  • Jedi

    Also when the best you can say is “I was better than Juan Pierre and Jacque Jones” it’s probably best not to say anything.

  • Buddy

    For whatever reason, I always kind of liked Murton.


    In 2006 and 07, I liked Murton a lot that I said Adam Dunn is the only player I would trade him for.

  • Noah

    I think we discussed this a couple of weeks ago, but I disagree that there isn’t a team that would be willing to give Murton an MLB deal. What I’ve heard on my travels through the internets is that there isn’t a team that would be willing to give Murton a guaranteed starting job, and he’d be paid commensurately with other backup outfielders who can’t play CF would be paid. So his option is taking a 1 year deal for a max of about $1 million to potentially barely get any playing time, or to stay in Japan where he’s a star. Unless Murton really has the need to prove something in MLB for his psyche, that’s a pretty easy choice from his perspective as far as pay, playing time and job security go.

  • Jedi

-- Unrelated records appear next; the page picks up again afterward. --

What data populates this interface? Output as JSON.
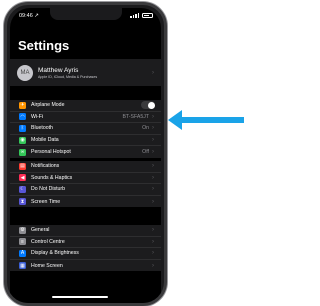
{
  "status": {
    "time": "09:46 ↗"
  },
  "title": "Settings",
  "profile": {
    "initials": "MA",
    "name": "Matthew Ayris",
    "subtitle": "Apple ID, iCloud, Media & Purchases"
  },
  "group1": [
    {
      "label": "Airplane Mode",
      "icon": "airplane-icon",
      "color": "#ff9500",
      "glyph": "✈",
      "toggle": true
    },
    {
      "label": "Wi-Fi",
      "icon": "wifi-icon",
      "color": "#007aff",
      "glyph": "◠",
      "value": "BT-SFA5JT"
    },
    {
      "label": "Bluetooth",
      "icon": "bluetooth-icon",
      "color": "#007aff",
      "glyph": "ᛒ",
      "value": "On"
    },
    {
      "label": "Mobile Data",
      "icon": "antenna-icon",
      "color": "#34c759",
      "glyph": "◉"
    },
    {
      "label": "Personal Hotspot",
      "icon": "hotspot-icon",
      "color": "#34c759",
      "glyph": "∞",
      "value": "Off"
    }
  ],
  "group2": [
    {
      "label": "Notifications",
      "icon": "bell-icon",
      "color": "#ff3b30",
      "glyph": "▤"
    },
    {
      "label": "Sounds & Haptics",
      "icon": "speaker-icon",
      "color": "#ff2d55",
      "glyph": "◀"
    },
    {
      "label": "Do Not Disturb",
      "icon": "moon-icon",
      "color": "#5856d6",
      "glyph": "☾"
    },
    {
      "label": "Screen Time",
      "icon": "hourglass-icon",
      "color": "#5856d6",
      "glyph": "⧗"
    }
  ],
  "group3": [
    {
      "label": "General",
      "icon": "gear-icon",
      "color": "#8e8e93",
      "glyph": "⚙"
    },
    {
      "label": "Control Centre",
      "icon": "switches-icon",
      "color": "#8e8e93",
      "glyph": "≡"
    },
    {
      "label": "Display & Brightness",
      "icon": "brightness-icon",
      "color": "#007aff",
      "glyph": "A"
    },
    {
      "label": "Home Screen",
      "icon": "grid-icon",
      "color": "#3a5fd6",
      "glyph": "▦"
    }
  ],
  "arrow_color": "#1aa3e8"
}
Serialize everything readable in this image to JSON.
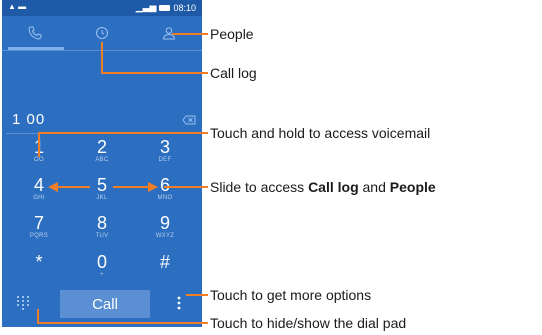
{
  "status_bar": {
    "icons_left": [
      "warning-icon",
      "message-icon"
    ],
    "time": "08:10"
  },
  "tabs": [
    {
      "icon": "phone-icon",
      "active": true
    },
    {
      "icon": "clock-icon",
      "active": false
    },
    {
      "icon": "person-icon",
      "active": false
    }
  ],
  "dialed_number": "1 00",
  "keypad": [
    {
      "digit": "1",
      "letters": "OO"
    },
    {
      "digit": "2",
      "letters": "ABC"
    },
    {
      "digit": "3",
      "letters": "DEF"
    },
    {
      "digit": "4",
      "letters": "GHI"
    },
    {
      "digit": "5",
      "letters": "JKL"
    },
    {
      "digit": "6",
      "letters": "MNO"
    },
    {
      "digit": "7",
      "letters": "PQRS"
    },
    {
      "digit": "8",
      "letters": "TUV"
    },
    {
      "digit": "9",
      "letters": "WXYZ"
    },
    {
      "digit": "*",
      "letters": ""
    },
    {
      "digit": "0",
      "letters": "+"
    },
    {
      "digit": "#",
      "letters": ""
    }
  ],
  "call_label": "Call",
  "annotations": {
    "people": "People",
    "call_log": "Call log",
    "voicemail": "Touch and hold to access voicemail",
    "slide_prefix": "Slide to access",
    "slide_call_log": "Call log",
    "slide_and": "and",
    "slide_people": "People",
    "more_options": "Touch to get more options",
    "dial_pad": "Touch to hide/show the dial pad"
  },
  "colors": {
    "screen_bg": "#2c6ec0",
    "accent": "#7fb0ea",
    "callout_line": "#f07e26"
  }
}
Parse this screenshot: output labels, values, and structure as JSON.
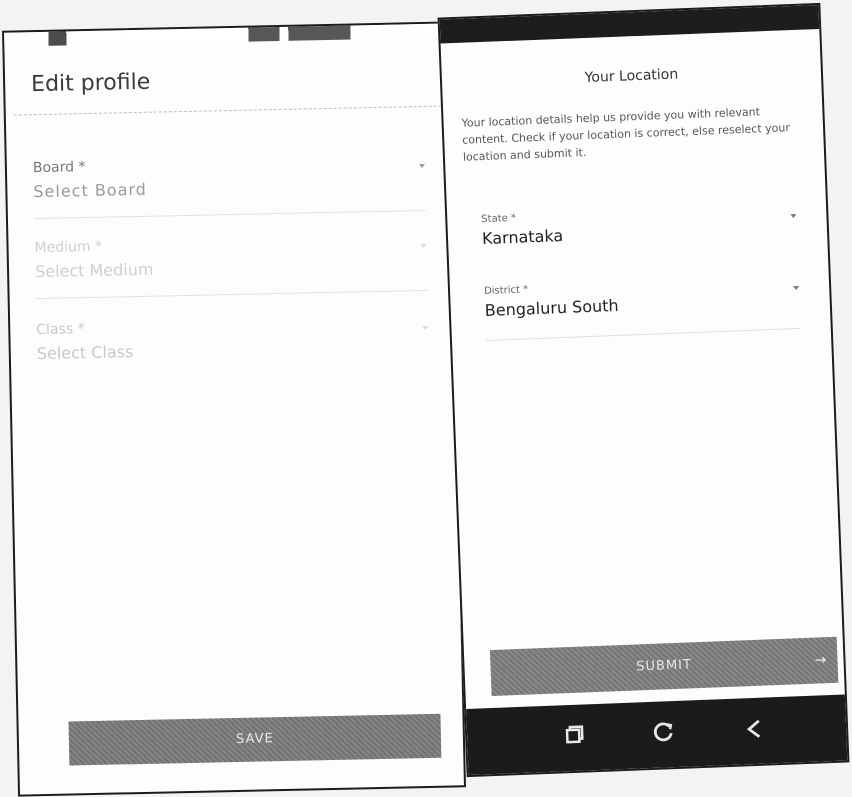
{
  "left_screen": {
    "title": "Edit profile",
    "fields": [
      {
        "label": "Board *",
        "value": "Select Board"
      },
      {
        "label": "Medium *",
        "value": "Select Medium"
      },
      {
        "label": "Class *",
        "value": "Select Class"
      }
    ],
    "save_label": "SAVE"
  },
  "right_screen": {
    "status_left": "",
    "status_right": "",
    "title": "Your Location",
    "description": "Your location details help us provide you with relevant content. Check if your location is correct, else reselect your location and submit it.",
    "fields": [
      {
        "label": "State *",
        "value": "Karnataka"
      },
      {
        "label": "District *",
        "value": "Bengaluru South"
      }
    ],
    "submit_label": "SUBMIT",
    "submit_icon": "arrow-right-icon",
    "nav": [
      "recent-apps-icon",
      "home-icon",
      "back-icon"
    ]
  },
  "colors": {
    "button_gray": "#7b7b7b",
    "nav_bar": "#1b1b1b",
    "text_dark": "#222222"
  }
}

    And as I said before Noah – just who in their right mind is giving a AAA player from 2 years ago a guaranteed MLB contract. Ryan Spilborghs – aka, the reason Murton was relegated to AAA in Colorado – can’t get a contract right now. Conor Jackson, Austin Kearns can’t. Felix Pie, Brett Carroll, Eric Patterson, Ryan Langerhans – all minor league deals. Brad Hawpe is about to get a minor league deal. But somehow Murton would get an MLB one? Not likely.

    Murton has even said as much, the biggest reason he doesn’t want to come back is because at best he’d be competing for a roster spot with incredibly minimal at-bats (i.e., not a guaranteed roster spot) – and if he was relegated to the minors again (very likely) he’d be competing for playing time with much younger guys (the Jason Dubois role). He doesn’t want to come back because no one wants him on their 25-man roster bad enough to guarantee it.

  • Buddy

    If Juan “out machine” Pierre can still get a Major League job, so can Matt Murton.

  • Doc Raker

    Great job on this Chet. It is hard to know why the Cubs didn’t keep Murton around but the ‘investment’ angle is very possible. I think the investment angle is more prominent in front office decisions than we will ever know and I thank you for bringing it to our attention in this possible scenario. Matt Murton was a solid hitter, a bit of a ground ball machine but a very sound fundamental hitter. He lacked 30+ power which is what corner outfielders need. Had Murton been a 2b man he would still be in the league making millions. I think Murton’s outfield position didn’t match the type of hitter he was and that may have something to do with his short stints in the bigs. I remember how the baseball people talked about changing his swing plane to help him drive the ball into the air in hope of more power. Lack f investment plus lack of power was Mur

  • Doc Raker

    Lack of investment and lack of power was Murton’s big league demise. Moral- teach your kids how to play middle infield in case they grow up to have no power.


    What a stupid reason to get rid of him. Power cn be acquired as his career progresses.

  • Jedi

    Pierre, for all his faults, has an elite skill (speed). Murton didn’t have a single elite skill. Plus Pierre had earned a big contract that meant he wouldn’t get released or sent to Japan. It’s better to be great at one thing than mediocre at everything.

  • Doc Raker

    True Jedi, being elite at one skill makes you a better fit for 1 particular position.

  • Dusty Baylor

    Murton in LF 2006-2011 at a much cheaper cost than Soriano?
    Even if he didn’t develop much more, if he put up .285/.360/.440 with 15 HR and 70 RBI…at least the Cubs wouldn’t be hamstrung with that horrible deal. Eh….I suppose it doesn’t matter anyway…..
    Sori was good in 2007.

  • cap’n obvious

    I’d have to say Murton should be considered an elite contact hitter by now. He might not have been in ’08, but clearly the guy can hit. The Japanese professional league might lack flamethrowers night in and night out, but they know how to pitch over there, and Murton has been a raker over there. Not a raker with a phoropter and a buncha crappy glasses for sale…but a real hitter.